Bottom Line: Higher levels of anxiety were associated with stronger activation in two regions implicated in the goal-directed control of attention--that is, right dorsolateral prefrontal cortex (DLPFC) and left inferior frontal sulcus--and with stronger deactivation in a region assigned to the brain's default-mode network--that is, rostral-ventral anterior cingulate cortex.Furthermore, anxiety was associated with a stronger functional coupling of right DLPFC with ventrolateral prefrontal cortex.We interpret our findings as reflecting reduced processing efficiency in high-anxious individuals and point out the need to consider measures of functional integration in addition to measures of regional activation strength when investigating individual differences in neural efficiency.

View Article: PubMed Central - PubMed

Affiliation: Department of Psychology, Goethe University, Postfach 11 19 32, Fach 128, 60054 Frankfurt am Main, Germany. basten@psych.uni-frankfurt.de

ABSTRACT
The present study investigates the effects of trait anxiety on the neural efficiency of working memory component functions (manipulation vs. maintenance) in the absence of threat-related stimuli.
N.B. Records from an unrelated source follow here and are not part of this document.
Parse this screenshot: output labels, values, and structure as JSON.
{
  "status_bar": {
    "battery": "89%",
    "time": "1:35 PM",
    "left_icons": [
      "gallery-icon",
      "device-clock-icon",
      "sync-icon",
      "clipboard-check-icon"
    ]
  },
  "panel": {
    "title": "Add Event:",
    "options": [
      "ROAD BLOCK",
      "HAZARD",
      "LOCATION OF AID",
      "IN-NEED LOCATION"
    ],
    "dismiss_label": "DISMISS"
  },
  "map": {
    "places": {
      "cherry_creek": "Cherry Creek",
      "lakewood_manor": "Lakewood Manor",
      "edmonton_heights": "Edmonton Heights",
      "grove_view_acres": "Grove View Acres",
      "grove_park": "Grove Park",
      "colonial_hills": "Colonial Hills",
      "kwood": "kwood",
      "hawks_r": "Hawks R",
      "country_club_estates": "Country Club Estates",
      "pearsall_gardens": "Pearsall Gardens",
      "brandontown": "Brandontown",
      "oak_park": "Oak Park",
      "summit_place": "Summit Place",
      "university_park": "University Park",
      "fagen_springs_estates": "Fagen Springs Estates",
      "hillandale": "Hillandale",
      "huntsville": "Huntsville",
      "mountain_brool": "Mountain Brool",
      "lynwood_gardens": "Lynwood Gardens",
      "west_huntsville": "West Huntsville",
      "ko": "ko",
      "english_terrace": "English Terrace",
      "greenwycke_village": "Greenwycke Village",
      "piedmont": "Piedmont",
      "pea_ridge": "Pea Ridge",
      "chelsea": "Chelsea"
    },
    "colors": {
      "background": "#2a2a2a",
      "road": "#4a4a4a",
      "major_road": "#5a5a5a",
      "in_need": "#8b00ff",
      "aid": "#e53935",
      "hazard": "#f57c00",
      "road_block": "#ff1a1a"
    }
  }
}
For the manipulation of affectively neutral verbal information held in working memory, high- and low-anxious individuals (N = 46) did not differ in their behavioral performance, yet trait anxiety was positively related to the neural effort expended on task processing, as measured by BOLD signal changes in fMRI. Higher levels of anxiety were associated with stronger activation in two regions implicated in the goal-directed control of attention--that is, right dorsolateral prefrontal cortex (DLPFC) and left inferior frontal sulcus--and with stronger deactivation in a region assigned to the brain's default-mode network--that is, rostral-ventral anterior cingulate cortex. Furthermore, anxiety was associated with a stronger functional coupling of right DLPFC with ventrolateral prefrontal cortex. We interpret our findings as reflecting reduced processing efficiency in high-anxious individuals and point out the need to consider measures of functional integration in addition to measures of regional activation strength when investigating individual differences in neural efficiency. With respect to the functions of working memory, we conclude that anxiety specifically impairs the processing efficiency of (control-demanding) manipulation processes (as opposed to mere maintenance). Notably, this study contributes to an accumulating body of evidence showing that anxiety also affects cognitive processing in the absence of threat-related stimuli.

Show MeSH
Related in: MedlinePlus